It was just a trio since the event was planned at kind of the last minute but I was glad to see another play en femme.

Love, Hannah

En Femme Style


I never thought there would be so many options when it comes to businesses that cater specifically to our community.  I’ve been aware of Glamour Boutique for a while and I even did some modeling for them.   There’s also Suddenly Femme, Xdress and HommeMystere.

I recently learned of another option for us.  En Femme Style offers specially designed and engineered to express the feminine form and appeal.  They sell shoes that go up to size 15, clothing, jewelry, wigs and more.

I recommend checking them out!

Love, Hannah

Ask Hannah!

I’m a married man that crossdresses. My wife knows about it. I’ve been crossdressing for quite some time now and the one thing I’ve always wanted to do is go out in public. My wife is not ok with me going in public all dressed up. I was wondering if you have any advice for that.

Yes, my advice is to listen to her.

Relationships and…what we do and who we are, are not easy.  Some of us have partners that participate and help us shop or put together an outfit or hit the mall with us.  Some of us have a “don’t-ask-don’t-tell” policy, some relationships are very tense due to this, and some of us haven’t come out to our significant others.

Telling our partners (mind, I use the term telling our partners as opposed to being caught by our partners) can be a huge weight of our shoulders.  We need to be honest with ourselves and with our partners.  I know it’s easier said than done, but it’s the truth.  And we need to have these conversations when the relationship get serious.  Not after you move in with them, not after you get engaged, not after you get married.  Before.  Before any of that.

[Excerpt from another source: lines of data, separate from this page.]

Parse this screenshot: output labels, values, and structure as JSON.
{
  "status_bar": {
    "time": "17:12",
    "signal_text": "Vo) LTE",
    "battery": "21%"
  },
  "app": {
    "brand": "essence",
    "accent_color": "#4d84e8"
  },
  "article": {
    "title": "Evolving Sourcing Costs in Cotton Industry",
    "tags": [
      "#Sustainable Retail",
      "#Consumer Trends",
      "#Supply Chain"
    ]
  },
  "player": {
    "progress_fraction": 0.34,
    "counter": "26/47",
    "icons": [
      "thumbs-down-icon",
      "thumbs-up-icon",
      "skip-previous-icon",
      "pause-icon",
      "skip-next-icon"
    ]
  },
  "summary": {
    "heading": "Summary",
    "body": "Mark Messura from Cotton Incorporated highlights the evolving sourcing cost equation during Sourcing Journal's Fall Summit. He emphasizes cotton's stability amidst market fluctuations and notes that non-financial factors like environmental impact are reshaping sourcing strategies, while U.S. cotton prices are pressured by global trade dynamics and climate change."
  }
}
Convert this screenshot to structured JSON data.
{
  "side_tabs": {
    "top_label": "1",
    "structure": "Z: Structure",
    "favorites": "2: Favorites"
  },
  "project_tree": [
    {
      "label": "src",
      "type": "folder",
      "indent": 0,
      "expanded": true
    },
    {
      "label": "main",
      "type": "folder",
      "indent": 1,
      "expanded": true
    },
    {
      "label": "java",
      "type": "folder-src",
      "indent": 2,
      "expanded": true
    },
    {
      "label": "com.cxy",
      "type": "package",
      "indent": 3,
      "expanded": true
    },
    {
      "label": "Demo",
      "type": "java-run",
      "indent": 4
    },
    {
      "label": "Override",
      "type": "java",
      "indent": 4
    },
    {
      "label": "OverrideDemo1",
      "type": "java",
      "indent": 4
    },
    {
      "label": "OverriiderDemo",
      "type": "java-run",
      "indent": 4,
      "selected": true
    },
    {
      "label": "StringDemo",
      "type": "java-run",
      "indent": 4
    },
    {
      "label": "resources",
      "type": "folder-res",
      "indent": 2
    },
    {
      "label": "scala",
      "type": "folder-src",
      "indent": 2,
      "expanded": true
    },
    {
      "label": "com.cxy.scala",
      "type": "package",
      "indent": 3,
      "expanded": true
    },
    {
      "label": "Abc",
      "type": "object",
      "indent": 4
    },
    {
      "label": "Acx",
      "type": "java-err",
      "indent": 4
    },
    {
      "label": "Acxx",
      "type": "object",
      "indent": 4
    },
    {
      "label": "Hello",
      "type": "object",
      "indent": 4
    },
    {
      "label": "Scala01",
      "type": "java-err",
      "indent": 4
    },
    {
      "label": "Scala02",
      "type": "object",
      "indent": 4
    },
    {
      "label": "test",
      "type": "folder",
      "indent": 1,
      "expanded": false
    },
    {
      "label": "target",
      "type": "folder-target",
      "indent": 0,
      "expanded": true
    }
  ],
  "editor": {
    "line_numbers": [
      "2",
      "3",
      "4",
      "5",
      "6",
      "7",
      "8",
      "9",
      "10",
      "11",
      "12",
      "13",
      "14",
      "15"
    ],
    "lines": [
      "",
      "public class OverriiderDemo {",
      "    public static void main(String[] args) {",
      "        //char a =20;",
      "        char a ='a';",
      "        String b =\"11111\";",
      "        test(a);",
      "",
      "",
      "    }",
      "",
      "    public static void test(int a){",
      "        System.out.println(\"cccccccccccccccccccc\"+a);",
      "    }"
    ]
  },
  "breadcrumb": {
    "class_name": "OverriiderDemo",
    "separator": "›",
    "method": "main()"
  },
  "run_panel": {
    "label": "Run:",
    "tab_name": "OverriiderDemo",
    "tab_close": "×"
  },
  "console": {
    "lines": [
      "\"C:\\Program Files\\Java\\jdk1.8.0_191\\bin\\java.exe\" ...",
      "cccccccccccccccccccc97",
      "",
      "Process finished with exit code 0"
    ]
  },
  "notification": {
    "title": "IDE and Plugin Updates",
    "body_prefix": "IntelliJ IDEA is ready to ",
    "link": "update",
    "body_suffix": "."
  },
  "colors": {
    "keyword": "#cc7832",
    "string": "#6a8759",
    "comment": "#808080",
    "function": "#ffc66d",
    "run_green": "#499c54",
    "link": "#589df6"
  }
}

Keeping something as big as this a secret is almost suffocating.  But we need to tell our partners.  It’s better to be up front with this than it is to be caught.  Once this secret is out, then we need to conscious of how they will react to this.  They are coming to grips with this, too.

And yes, once you come out to your partner, they will likely set boundaries.  Sometimes it’s not telling the kids or telling anyone else, or not posting photos or not chatting with anyone online or not leaving the house.

Sometimes boundaries can be a small price compared to stress of keeping a secret.  Out of respect for your wife, respect these boundaries.  She is dealing with this, too.  Be respectful of her and her feelings and her request.

If you go behind her back, you run the risk of losing her trust.  And nothing is worth that.

Love, Hannah


Ask Hannah!

I’m in a sexless marriage. I started to dress a while ago because it makes me feel special. Are there any places near Ann Arbor Michigan that I can talk to ?

I would encourage you and your spouse to seek out counseling when it comes to your marriage.

I would also recommend reaching out to PFLAG, who, according to their website, unites people who are lesbian, gay, bisexual, transgender, and queer (LGBTQ) with families, friends, and allies, PFLAG is committed to advancing equality through its mission of support, education, and advocacy. PFLAG has 400 chapters and 200,000 supporters crossing multiple generations of American families in major urban centers, small cities, and rural areas in all 50 states.

There are chapters all across the country, including one in Ann Arbor.

Take care.

Love, Hannah

Southern Minnesota Transgender Support


KTTC, the NBC affiliate in Rochester, MN recently had a story featuring Mallory Heath, a transwoman who facilitates the Southern Minnesota Transgender Support group, a trans advocacy organization in southern Minnesota.

I like what Mallory has to say about how some some people may know more trans people than they think:

“We’re here and that they very easily might know a trans person or several trans people and have no idea.”

I think I need to make a trip to Rochester.  🙂

Love, Hannah